§ **YOUR OBJECTIVE**: Omit the images and retype the records verbatim.

§ **PROVIDED RECORDS**:
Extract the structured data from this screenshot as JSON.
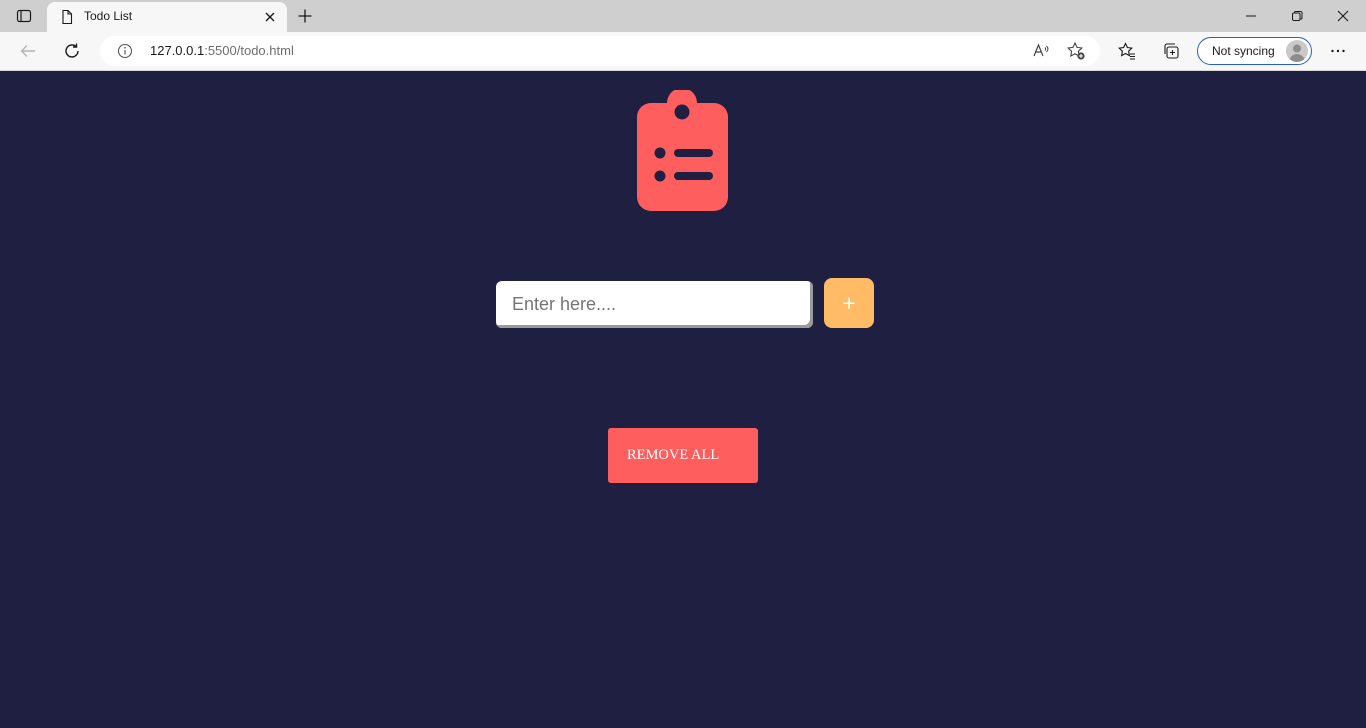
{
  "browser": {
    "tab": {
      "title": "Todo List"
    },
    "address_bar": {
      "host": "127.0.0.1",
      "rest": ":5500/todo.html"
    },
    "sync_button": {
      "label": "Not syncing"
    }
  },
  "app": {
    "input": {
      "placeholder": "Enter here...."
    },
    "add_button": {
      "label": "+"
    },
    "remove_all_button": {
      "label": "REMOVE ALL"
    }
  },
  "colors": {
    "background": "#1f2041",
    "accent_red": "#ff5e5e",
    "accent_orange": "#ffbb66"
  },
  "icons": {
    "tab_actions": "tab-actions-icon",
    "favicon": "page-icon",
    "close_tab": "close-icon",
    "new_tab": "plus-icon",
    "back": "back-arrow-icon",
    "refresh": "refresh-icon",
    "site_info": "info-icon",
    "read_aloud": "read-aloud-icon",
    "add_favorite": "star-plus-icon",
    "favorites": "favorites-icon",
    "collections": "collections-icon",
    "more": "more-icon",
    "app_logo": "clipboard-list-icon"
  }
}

§ **RESULT OF THE EXERCISE**:
Extract the structured data from this screenshot as JSON.
{
  "browser": {
    "tab": {
      "title": "Todo List"
    },
    "address_bar": {
      "host": "127.0.0.1",
      "rest": ":5500/todo.html"
    },
    "sync_button": {
      "label": "Not syncing"
    }
  },
  "app": {
    "input": {
      "placeholder": "Enter here...."
    },
    "add_button": {
      "label": "+"
    },
    "remove_all_button": {
      "label": "REMOVE ALL"
    }
  },
  "colors": {
    "background": "#1f2041",
    "accent_red": "#ff5e5e",
    "accent_orange": "#ffbb66"
  },
  "icons": {
    "tab_actions": "tab-actions-icon",
    "favicon": "page-icon",
    "close_tab": "close-icon",
    "new_tab": "plus-icon",
    "back": "back-arrow-icon",
    "refresh": "refresh-icon",
    "site_info": "info-icon",
    "read_aloud": "read-aloud-icon",
    "add_favorite": "star-plus-icon",
    "favorites": "favorites-icon",
    "collections": "collections-icon",
    "more": "more-icon",
    "app_logo": "clipboard-list-icon"
  }
}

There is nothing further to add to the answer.